Sean Ellis defines it as: “a process of rapid experimentation across the full customer journey to accelerate customer and revenue growth.”
But even Ellis admits that the term has been mis-used, hijacked to make people and companies sound cool. Today, ‘growth hacking’ has been adopted by countless consultants, startup advisors – in fact anyone who wants to appeal to a certain type of young Silicon Valley tech entrepreneur (and make a quick buck in the process).
David Taylor, a marketing expert who helps startups via his consultancy, GROW: in London, knows the problems that 'growth hackers' can cause. "To say 'all growth hackers are bad' is wrong. But there are still too many bedroom gangsters out there selling a vision of utopia, promising clients the holy grail. They say 'Oh, those growth hacks didn’t work? It did for all my other clients.' In the meantime, they’re out the door leaving a significant dent in your budget."
The answer is to foster a growth hacking culture across your entire organization, because growth hacks can come from anywhere.
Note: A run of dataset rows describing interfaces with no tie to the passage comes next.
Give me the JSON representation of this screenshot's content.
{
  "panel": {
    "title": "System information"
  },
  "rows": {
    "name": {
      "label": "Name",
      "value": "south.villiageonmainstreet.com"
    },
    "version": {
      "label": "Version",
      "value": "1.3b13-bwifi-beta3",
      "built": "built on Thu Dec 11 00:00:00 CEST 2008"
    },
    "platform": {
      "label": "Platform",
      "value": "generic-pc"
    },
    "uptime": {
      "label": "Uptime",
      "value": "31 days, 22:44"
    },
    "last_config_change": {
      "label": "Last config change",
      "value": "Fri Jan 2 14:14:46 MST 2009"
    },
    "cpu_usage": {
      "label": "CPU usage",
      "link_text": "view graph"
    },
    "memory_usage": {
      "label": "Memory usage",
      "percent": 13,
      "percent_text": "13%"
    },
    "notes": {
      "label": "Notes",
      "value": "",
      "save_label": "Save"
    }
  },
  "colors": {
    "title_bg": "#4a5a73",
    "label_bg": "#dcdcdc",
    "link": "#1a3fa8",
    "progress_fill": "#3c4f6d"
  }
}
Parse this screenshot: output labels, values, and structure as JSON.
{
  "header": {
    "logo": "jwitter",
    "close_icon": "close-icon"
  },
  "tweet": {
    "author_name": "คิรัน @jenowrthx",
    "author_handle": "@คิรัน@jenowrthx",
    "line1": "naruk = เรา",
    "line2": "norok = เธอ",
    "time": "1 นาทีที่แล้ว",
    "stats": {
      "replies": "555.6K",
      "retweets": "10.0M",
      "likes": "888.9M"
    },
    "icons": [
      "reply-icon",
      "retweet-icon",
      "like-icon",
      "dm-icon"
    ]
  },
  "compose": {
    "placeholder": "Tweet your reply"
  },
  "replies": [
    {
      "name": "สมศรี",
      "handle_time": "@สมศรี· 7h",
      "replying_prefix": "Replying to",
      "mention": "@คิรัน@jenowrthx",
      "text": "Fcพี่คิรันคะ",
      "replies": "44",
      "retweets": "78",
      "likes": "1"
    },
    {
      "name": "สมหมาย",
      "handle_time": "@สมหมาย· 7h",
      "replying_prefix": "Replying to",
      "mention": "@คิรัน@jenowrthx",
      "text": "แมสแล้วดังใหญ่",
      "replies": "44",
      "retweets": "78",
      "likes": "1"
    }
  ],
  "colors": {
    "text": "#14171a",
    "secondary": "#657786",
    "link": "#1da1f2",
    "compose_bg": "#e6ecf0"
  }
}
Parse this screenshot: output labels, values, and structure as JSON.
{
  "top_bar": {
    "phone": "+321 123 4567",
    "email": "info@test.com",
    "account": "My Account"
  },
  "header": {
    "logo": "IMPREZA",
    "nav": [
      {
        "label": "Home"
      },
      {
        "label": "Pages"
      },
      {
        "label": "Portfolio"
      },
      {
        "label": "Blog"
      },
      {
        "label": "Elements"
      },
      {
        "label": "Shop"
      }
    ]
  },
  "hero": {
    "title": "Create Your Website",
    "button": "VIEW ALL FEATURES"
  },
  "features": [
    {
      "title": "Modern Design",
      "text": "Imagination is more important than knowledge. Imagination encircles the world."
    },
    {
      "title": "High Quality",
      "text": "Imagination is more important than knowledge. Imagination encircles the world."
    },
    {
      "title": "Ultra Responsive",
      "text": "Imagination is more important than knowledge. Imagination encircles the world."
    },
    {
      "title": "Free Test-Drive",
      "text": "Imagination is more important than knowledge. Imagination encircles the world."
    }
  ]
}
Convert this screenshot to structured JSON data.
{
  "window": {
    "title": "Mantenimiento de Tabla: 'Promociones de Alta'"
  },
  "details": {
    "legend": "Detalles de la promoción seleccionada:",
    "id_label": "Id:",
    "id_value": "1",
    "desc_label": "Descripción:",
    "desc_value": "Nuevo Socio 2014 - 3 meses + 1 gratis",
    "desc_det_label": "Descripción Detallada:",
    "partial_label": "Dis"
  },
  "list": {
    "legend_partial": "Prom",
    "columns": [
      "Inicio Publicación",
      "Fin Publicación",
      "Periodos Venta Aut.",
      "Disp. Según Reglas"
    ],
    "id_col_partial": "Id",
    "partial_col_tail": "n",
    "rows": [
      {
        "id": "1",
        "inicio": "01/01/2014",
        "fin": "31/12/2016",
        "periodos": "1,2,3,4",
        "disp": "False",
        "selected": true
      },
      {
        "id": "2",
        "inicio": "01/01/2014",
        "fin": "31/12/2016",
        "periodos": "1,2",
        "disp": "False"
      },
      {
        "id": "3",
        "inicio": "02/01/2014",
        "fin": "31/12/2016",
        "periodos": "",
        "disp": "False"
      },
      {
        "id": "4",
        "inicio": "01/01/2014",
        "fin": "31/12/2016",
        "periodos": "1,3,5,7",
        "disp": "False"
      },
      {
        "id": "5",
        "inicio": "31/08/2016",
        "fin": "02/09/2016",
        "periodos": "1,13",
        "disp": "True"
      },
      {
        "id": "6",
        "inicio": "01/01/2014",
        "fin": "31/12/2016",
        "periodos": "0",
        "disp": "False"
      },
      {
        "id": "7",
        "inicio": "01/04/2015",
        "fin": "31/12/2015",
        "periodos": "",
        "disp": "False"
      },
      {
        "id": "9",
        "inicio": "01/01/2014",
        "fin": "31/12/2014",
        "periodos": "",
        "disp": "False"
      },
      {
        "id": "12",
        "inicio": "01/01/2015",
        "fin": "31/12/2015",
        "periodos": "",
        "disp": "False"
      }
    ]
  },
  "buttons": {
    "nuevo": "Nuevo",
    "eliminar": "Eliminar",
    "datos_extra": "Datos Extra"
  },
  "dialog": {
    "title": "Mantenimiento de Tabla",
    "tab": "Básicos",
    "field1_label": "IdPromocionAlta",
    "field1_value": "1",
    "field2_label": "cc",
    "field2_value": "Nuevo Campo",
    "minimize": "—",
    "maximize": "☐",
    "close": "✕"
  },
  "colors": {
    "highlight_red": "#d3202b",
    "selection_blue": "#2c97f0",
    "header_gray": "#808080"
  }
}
And that’s why the name ‘growth hacking’ works: it can cover a range of business functions and disciplines.
If you're looking for inspiration, growth hacking case studies are everywhere. Amazon’s e-commerce checkout process is a great example: aiming to drive sign-ups to its paid Amazon Prime service. Every purchase includes a page pop-up offering the user free next-day delivery if they sign up for Amazon Prime.
Spotify, the music streaming service, used similar growth hacking concepts to encourage new users. One of its first key features, beyond just music streaming, was a social sharing functionality that made it easy for users to post their ‘now playing’ track on Facebook, Twitter and other social networks. And it worked: its user base rocketed from 500,000 in 2011 to 70 million in January 2018.
It’s not just online brands with a conventional product model that are benefitting from growth hacking. News site BuzzFeed also uses growth hacking techniques to improve their click-through rates. BuzzFeed uses a headline optimization tool to test different headline and thumbnail combinations almost instantly. It’s contributed to Buzzfeed’s meteoric success. Back in 2012, Buzzfeed’s global audience stood at only 10 million. Today, it tops 650 million.
What started in the tech sector has today leaked into the wider world of online retail, from groceries to 24-carat gold rings. If growth hacking can teach us anything, it’s that all businesses must be continually on the lookout for effective ways to boost growth. Speaking to Ryan Holliday on Observer.com, Sean Ellis said:
“Growth hacking isn’t really about an individual silver bullet hack. It’s more about a process of uncovering effective ways to grow your unique business. It involves focused, rapid experimentation around the best growth opportunities for your business at any given time. Growth hackers don't guess. They test."
So what does the future of growth hacking look like? The single most important phrase in what Sean Ellis says above is ‘ways to grow your unique business’. There’s no single magic formula for finding a growth hack that works for your business – it’s down to you to see what others have done and find inspiration that leads to the answer. You might want to explore these wider barriers to growth and how to overcome them for inspiration.
There's no way of predicting the growth hacking techniques of the future. They're for you to discover. One company's growth-hacking gold dust is another's garbage. So here are four tips to help you unlock your organization's growth hacking potential and find the tactics that work for you.
Growth hacking isn’t about product development. But, of course, growth hacking ideas can come from the product development team.
From the examples of Buzzfeed, Spotify and Dropbox above to the many more available on the internet, go seek inspiration.
No department has the monopoly on finding the next big growth idea.
Test and learn. Fail fast and move on. And if that doesn’t provide the answer, ask your audience. Always follow the data.